A Southern Research scientist’s early-stage work on potential new therapies for amyotrophic lateral sclerosis, or ALS, is getting a push thanks to a grant that will speed the project.
Rita Cowell, Ph.D., Fellow and Chair of the Neuroscience Department in Southern Research’s Drug Discovery division, is studying compounds that in lab tests have prevented the neuronal loss that is a hallmark of ALS, a devastating condition characterized by muscle atrophy and paralysis.
The Alabama Power Foundation grant will permit her to accelerate her research into these compounds and to gather the extensive scientific data needed to apply for substantial federal funding opportunities.
“In this internal project, we’re actually working on two areas of ALS research,” Cowell said. “One is related to drug discovery, and the other focuses on understanding the biology of this debilitating disease.
“We don’t have additional resources to devote to this work, so this grant allows us to expand our studies, which have a lot of potential.”
ALS is a progressive neurodegenerative disease that affects nerve cells in the brain and the spinal cord, killing motor neurons in the body that control movement. It’s sometimes called “Lou Gehrig’s disease,” after the baseball great from the 1930s.
The ALS Association says the condition, which usually strikes people between the ages of 40 and 70, affects at least 16,000 Americans at any given time. The average life expectancy of an ALS patient is two to five years from the time of diagnosis, the group says.
Cowell said there are only two FDA-approved drugs to combat the disease, and while these medicines have been shown to slow the progression of ALS, they don’t help some patients at all. That leaves them with no treatment option.
“There is a desperate need for new drugs for ALS,” she said.
Myla Calhoun, President of the Alabama Power Foundation, said the grant provided to Cowell’s team can help to deepen the understanding of this devastating disease and contribute momentum to promising drug discovery efforts.
“Health and Human Services is one of the five focus areas of the Foundation and we hope this grant will help position our state as a leader in medical research and development,” said Calhoun. “Southern Research is uniquely positioned to make progress in this area, and our grant will allow its Drug Discovery team to continue moving therapies closer to patients in need. “
Cell death trigger
Working in Southern Research labs, scientists have identified compounds that have the potential to counteract the cell death that is a central feature of ALS. This neuronal loss is tied to an overabundance of what is called “reactive oxygen species,” or ROS, a stress response that leads to cell death.
“Certain cells, like the motor neurons that are lost in ALS, have been shown to be sensitive to this stress response over time,” Cowell said. “The compounds we have identified could boost the ability of these neurons to counteract the stress response and protect them from cell death.”

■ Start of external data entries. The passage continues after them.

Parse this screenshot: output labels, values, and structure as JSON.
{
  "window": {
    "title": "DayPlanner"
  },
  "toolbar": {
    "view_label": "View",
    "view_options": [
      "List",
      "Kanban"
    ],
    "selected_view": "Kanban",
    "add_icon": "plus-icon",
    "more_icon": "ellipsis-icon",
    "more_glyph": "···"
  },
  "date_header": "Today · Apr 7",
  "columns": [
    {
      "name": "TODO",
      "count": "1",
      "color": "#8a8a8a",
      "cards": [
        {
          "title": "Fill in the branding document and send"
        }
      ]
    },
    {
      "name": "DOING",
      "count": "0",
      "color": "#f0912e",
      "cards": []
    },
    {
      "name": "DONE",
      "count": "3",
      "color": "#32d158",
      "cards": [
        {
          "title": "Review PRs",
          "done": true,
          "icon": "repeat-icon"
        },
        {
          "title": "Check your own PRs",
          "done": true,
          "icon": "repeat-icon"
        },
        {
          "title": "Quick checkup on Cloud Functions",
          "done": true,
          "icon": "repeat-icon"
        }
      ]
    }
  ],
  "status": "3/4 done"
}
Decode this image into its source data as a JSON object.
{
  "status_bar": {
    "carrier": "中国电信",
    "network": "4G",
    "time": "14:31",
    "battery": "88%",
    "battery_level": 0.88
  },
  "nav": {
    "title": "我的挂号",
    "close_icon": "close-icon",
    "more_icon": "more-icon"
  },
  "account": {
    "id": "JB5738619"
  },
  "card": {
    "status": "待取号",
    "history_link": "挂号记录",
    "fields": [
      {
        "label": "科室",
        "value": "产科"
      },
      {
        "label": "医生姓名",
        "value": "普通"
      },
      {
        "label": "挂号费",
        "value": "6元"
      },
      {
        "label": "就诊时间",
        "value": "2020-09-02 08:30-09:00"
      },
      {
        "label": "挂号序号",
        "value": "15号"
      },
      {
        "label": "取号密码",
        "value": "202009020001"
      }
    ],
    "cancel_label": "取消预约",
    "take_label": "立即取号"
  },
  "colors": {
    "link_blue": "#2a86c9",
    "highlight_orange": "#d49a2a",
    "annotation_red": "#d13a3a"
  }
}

To move the project forward, Cowell’s team will conduct key tests of the compounds in a series of cell-based assays to gauge how the chemicals work against ALS. The data could provide a pathway to government or commercial funding for tests in mouse models of ALS and eventually Phase I clinical trials.
“This drug discovery research is in its very early stages, so we don’t expect to have a lead compound in a clinical trial after one year of funding,” Cowell said. “But the grant from the Alabama Power Foundation will help us move toward our long-term goals of discovering new approaches and therapeutics to treat ALS.”
Cowell’s team in Southern Research’s Neuroscience Department focuses on the mechanistic underpinnings of why people develop neurological diseases and disorders such as Alzheimer’s, Parkinson’s, ALS, schizophrenia and depression.
This story originally appeared on Southern Research’s website.